> **What needs to be done**
Every entry below is to be retyped exactly as it appears.

Source records:
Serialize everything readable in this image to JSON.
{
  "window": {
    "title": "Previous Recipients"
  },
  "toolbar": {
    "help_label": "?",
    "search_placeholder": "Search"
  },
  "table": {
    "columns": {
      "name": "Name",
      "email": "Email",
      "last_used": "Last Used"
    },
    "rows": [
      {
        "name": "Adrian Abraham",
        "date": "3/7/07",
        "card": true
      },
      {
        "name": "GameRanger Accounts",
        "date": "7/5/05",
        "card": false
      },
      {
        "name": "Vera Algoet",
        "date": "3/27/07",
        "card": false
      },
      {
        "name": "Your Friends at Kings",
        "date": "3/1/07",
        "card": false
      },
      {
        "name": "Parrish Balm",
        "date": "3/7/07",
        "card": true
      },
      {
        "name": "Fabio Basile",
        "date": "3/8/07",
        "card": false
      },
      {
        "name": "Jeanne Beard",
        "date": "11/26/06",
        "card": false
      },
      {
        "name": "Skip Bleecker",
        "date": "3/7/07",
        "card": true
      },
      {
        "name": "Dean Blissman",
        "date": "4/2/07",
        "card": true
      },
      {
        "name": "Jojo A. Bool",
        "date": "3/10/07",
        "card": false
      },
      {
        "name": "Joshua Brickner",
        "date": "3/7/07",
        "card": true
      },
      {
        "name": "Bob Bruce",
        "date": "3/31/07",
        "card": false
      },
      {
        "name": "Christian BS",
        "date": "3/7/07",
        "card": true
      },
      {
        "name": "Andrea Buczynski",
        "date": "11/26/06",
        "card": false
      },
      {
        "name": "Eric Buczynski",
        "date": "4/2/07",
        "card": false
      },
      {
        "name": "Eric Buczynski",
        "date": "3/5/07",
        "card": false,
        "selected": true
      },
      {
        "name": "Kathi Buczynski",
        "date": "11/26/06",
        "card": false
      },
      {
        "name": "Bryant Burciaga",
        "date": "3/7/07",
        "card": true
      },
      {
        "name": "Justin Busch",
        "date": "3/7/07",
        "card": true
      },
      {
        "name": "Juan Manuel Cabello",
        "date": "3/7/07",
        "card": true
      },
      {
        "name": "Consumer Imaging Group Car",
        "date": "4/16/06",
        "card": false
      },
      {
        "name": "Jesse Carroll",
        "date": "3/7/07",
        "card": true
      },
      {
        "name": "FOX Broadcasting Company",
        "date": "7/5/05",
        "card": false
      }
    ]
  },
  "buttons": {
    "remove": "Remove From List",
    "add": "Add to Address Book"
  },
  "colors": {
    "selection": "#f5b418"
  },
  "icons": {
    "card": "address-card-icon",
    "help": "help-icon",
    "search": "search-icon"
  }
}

> **Solution to this task**
Serialize everything readable in this image to JSON.
{
  "window": {
    "title": "Previous Recipients"
  },
  "toolbar": {
    "help_label": "?",
    "search_placeholder": "Search"
  },
  "table": {
    "columns": {
      "name": "Name",
      "email": "Email",
      "last_used": "Last Used"
    },
    "rows": [
      {
        "name": "Adrian Abraham",
        "date": "3/7/07",
        "card": true
      },
      {
        "name": "GameRanger Accounts",
        "date": "7/5/05",
        "card": false
      },
      {
        "name": "Vera Algoet",
        "date": "3/27/07",
        "card": false
      },
      {
        "name": "Your Friends at Kings",
        "date": "3/1/07",
        "card": false
      },
      {
        "name": "Parrish Balm",
        "date": "3/7/07",
        "card": true
      },
      {
        "name": "Fabio Basile",
        "date": "3/8/07",
        "card": false
      },
      {
        "name": "Jeanne Beard",
        "date": "11/26/06",
        "card": false
      },
      {
        "name": "Skip Bleecker",
        "date": "3/7/07",
        "card": true
      },
      {
        "name": "Dean Blissman",
        "date": "4/2/07",
        "card": true
      },
      {
        "name": "Jojo A. Bool",
        "date": "3/10/07",
        "card": false
      },
      {
        "name": "Joshua Brickner",
        "date": "3/7/07",
        "card": true
      },
      {
        "name": "Bob Bruce",
        "date": "3/31/07",
        "card": false
      },
      {
        "name": "Christian BS",
        "date": "3/7/07",
        "card": true
      },
      {
        "name": "Andrea Buczynski",
        "date": "11/26/06",
        "card": false
      },
      {
        "name": "Eric Buczynski",
        "date": "4/2/07",
        "card": false
      },
      {
        "name": "Eric Buczynski",
        "date": "3/5/07",
        "card": false,
        "selected": true
      },
      {
        "name": "Kathi Buczynski",
        "date": "11/26/06",
        "card": false
      },
      {
        "name": "Bryant Burciaga",
        "date": "3/7/07",
        "card": true
      },
      {
        "name": "Justin Busch",
        "date": "3/7/07",
        "card": true
      },
      {
        "name": "Juan Manuel Cabello",
        "date": "3/7/07",
        "card": true
      },
      {
        "name": "Consumer Imaging Group Car",
        "date": "4/16/06",
        "card": false
      },
      {
        "name": "Jesse Carroll",
        "date": "3/7/07",
        "card": true
      },
      {
        "name": "FOX Broadcasting Company",
        "date": "7/5/05",
        "card": false
      }
    ]
  },
  "buttons": {
    "remove": "Remove From List",
    "add": "Add to Address Book"
  },
  "colors": {
    "selection": "#f5b418"
  },
  "icons": {
    "card": "address-card-icon",
    "help": "help-icon",
    "search": "search-icon"
  }
}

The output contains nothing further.